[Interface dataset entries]
==================================================
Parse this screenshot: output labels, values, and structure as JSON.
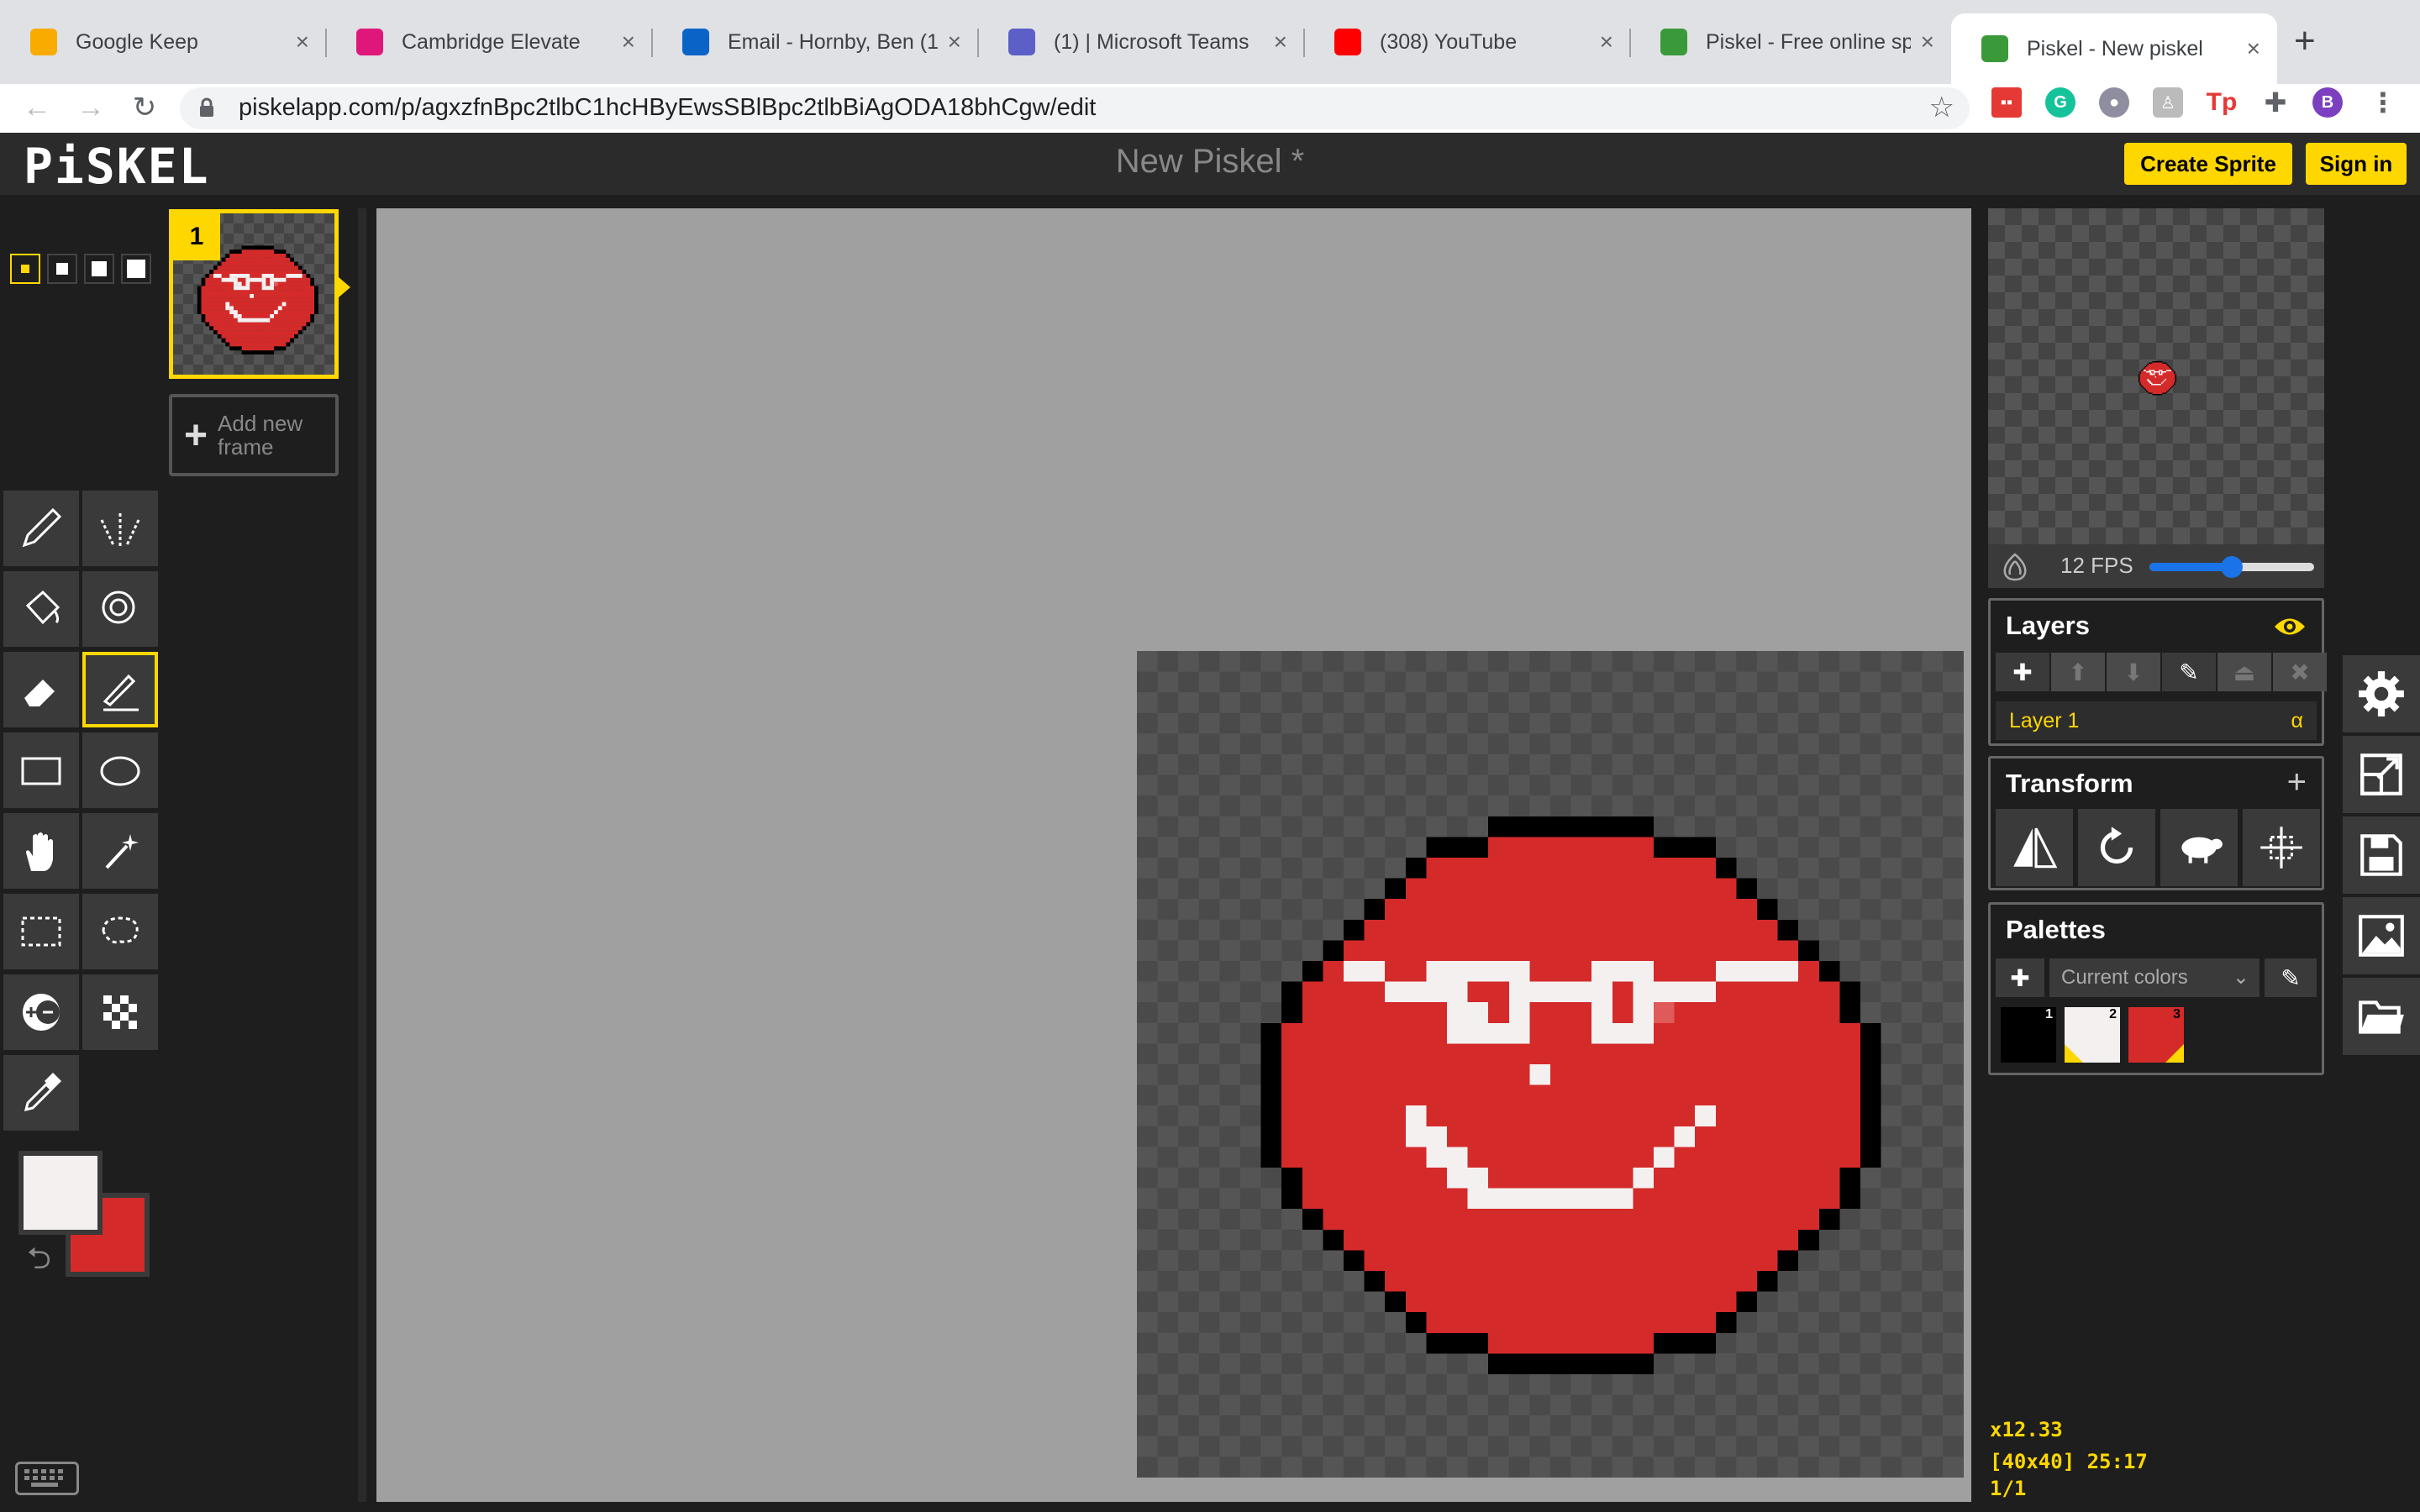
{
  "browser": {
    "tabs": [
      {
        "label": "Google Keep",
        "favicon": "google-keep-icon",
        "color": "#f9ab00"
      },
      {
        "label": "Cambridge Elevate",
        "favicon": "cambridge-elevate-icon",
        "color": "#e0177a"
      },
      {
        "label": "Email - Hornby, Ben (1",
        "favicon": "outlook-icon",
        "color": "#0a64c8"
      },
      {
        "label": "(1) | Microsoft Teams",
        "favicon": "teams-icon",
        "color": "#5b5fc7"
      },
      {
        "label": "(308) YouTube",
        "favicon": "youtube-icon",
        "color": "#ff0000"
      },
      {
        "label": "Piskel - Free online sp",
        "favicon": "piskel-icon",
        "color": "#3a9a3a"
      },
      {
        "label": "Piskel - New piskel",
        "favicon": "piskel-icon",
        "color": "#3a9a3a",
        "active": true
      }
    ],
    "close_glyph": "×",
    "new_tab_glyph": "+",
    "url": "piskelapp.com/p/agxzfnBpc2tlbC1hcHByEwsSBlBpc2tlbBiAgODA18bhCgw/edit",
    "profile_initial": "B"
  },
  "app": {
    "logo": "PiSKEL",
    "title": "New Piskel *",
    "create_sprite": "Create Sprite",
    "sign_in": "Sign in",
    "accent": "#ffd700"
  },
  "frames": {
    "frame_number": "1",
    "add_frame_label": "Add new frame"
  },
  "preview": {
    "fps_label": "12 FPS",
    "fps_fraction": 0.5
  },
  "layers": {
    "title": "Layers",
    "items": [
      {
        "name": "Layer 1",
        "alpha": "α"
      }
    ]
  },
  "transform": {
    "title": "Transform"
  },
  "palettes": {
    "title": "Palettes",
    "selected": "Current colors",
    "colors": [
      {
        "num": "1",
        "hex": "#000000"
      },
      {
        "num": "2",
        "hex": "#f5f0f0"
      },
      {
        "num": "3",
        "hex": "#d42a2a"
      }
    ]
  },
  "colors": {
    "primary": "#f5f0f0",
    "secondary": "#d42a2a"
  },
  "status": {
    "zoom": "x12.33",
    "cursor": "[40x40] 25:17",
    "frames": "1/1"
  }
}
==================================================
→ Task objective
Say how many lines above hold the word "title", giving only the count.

→ The answer
4